▶ _Problem statement_
Only the lines with "інформація" in the entries below belong in the answer; please copy them.

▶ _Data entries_
○ ○ ○ ○
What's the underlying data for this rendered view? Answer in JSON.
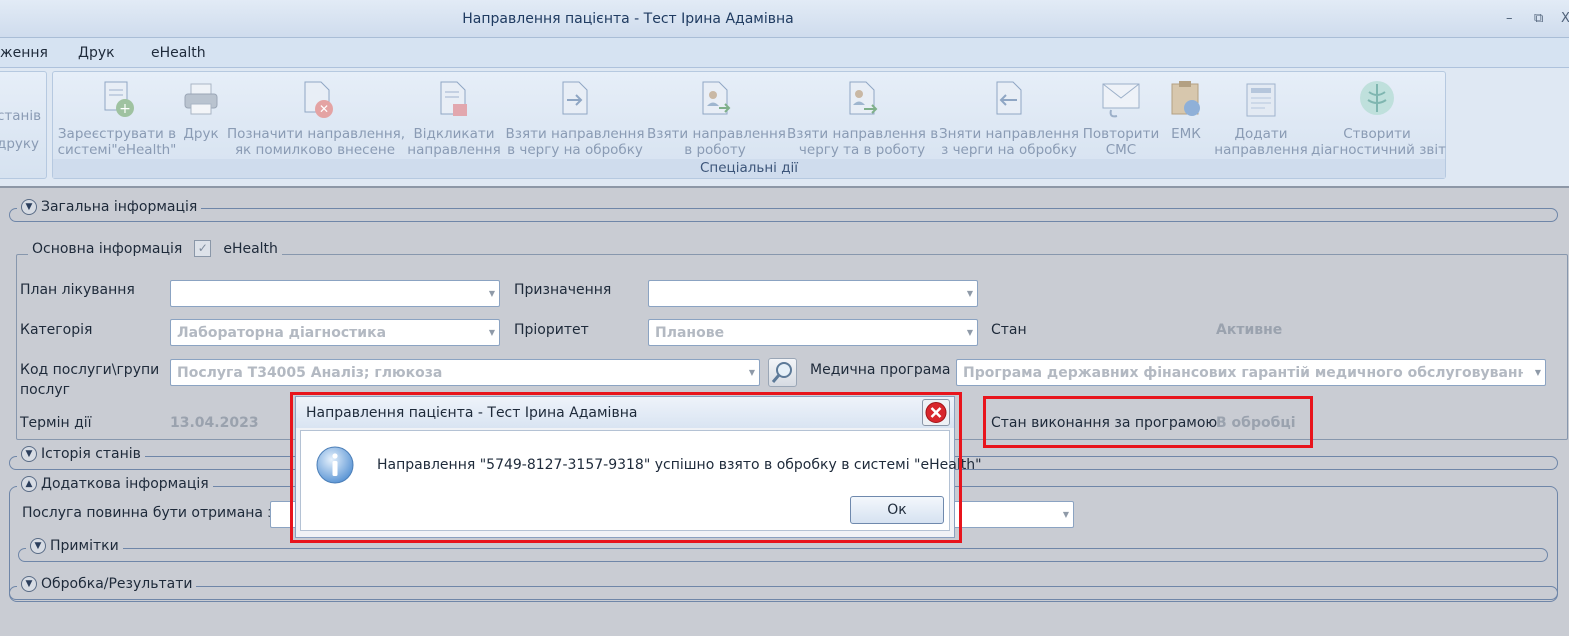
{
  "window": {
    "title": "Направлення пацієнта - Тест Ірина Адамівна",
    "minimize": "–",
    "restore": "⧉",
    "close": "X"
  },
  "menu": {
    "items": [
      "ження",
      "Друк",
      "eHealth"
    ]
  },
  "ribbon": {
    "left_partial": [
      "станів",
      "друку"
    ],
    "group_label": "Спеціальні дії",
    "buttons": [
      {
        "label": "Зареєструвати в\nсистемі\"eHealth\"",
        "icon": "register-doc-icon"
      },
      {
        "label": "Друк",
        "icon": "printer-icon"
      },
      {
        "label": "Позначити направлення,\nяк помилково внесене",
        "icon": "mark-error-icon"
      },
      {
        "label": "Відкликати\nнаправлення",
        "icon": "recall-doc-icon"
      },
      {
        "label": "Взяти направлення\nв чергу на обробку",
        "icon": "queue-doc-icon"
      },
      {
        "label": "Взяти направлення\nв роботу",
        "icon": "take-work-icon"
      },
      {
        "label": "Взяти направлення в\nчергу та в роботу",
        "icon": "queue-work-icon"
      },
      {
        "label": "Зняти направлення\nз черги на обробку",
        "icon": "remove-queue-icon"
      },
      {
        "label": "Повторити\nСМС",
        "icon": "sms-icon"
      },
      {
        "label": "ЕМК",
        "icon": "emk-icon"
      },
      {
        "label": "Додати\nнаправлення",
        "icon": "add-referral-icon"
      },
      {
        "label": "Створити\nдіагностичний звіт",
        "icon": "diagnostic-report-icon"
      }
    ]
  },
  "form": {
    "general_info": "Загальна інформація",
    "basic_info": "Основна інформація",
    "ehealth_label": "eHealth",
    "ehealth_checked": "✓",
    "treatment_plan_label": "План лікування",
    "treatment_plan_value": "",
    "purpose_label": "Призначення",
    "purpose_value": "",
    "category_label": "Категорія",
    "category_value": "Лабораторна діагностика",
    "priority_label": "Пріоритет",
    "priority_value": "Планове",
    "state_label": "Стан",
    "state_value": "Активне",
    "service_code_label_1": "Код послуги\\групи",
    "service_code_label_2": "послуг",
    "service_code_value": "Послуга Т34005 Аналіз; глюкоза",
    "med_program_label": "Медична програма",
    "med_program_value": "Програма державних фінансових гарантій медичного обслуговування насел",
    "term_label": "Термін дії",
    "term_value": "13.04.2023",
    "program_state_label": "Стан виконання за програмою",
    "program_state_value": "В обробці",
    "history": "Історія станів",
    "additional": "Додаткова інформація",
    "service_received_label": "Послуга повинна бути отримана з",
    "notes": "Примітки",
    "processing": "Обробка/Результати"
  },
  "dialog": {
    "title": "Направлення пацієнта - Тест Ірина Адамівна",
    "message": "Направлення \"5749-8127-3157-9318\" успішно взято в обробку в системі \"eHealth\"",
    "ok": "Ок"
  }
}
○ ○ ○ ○
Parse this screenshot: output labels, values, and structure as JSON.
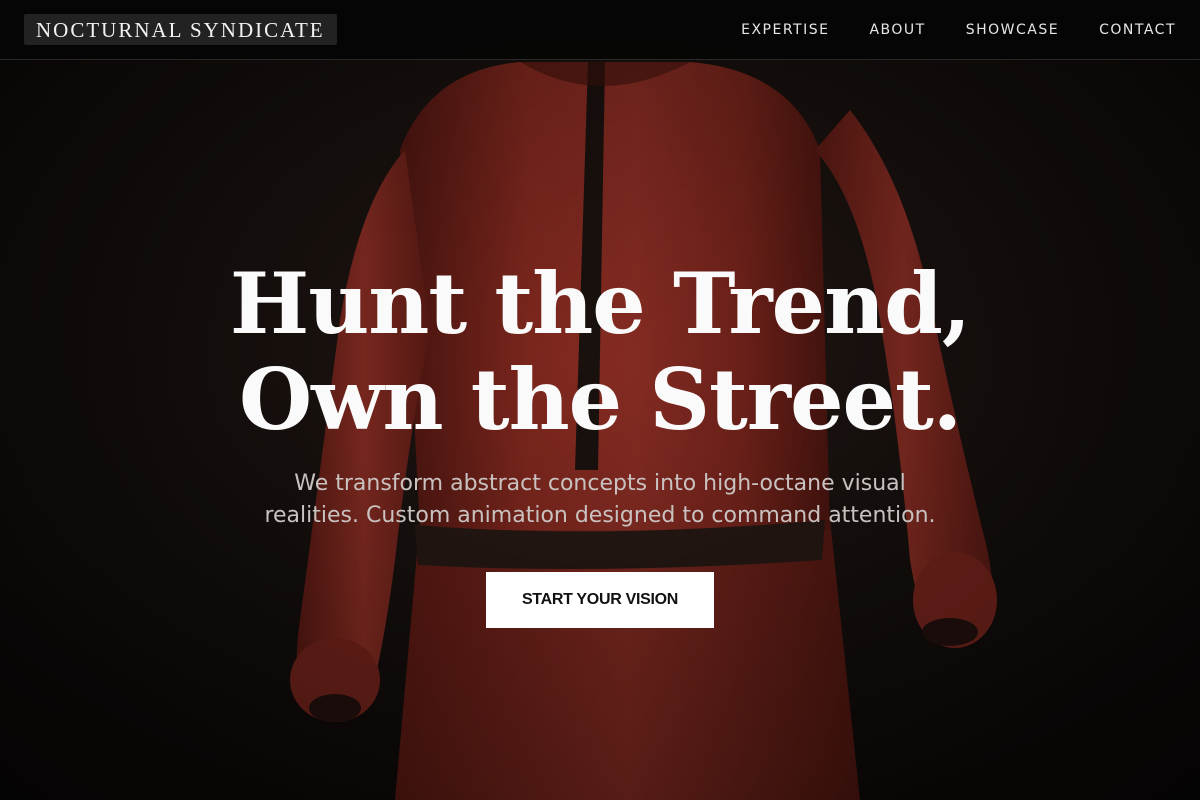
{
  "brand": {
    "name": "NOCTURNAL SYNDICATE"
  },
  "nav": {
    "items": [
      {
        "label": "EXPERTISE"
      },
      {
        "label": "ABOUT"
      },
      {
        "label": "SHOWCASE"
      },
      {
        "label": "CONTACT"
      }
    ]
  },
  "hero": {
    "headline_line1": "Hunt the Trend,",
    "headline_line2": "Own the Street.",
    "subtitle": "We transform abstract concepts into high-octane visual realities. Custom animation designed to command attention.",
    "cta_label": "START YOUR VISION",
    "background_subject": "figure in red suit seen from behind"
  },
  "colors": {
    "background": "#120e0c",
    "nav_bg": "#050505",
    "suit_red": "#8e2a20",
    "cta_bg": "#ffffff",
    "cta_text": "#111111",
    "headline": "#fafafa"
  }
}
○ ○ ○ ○
▶ _Task solution_
    "general_info": "Загальна інформація",
    "basic_info": "Основна інформація",
    "additional": "Додаткова інформація",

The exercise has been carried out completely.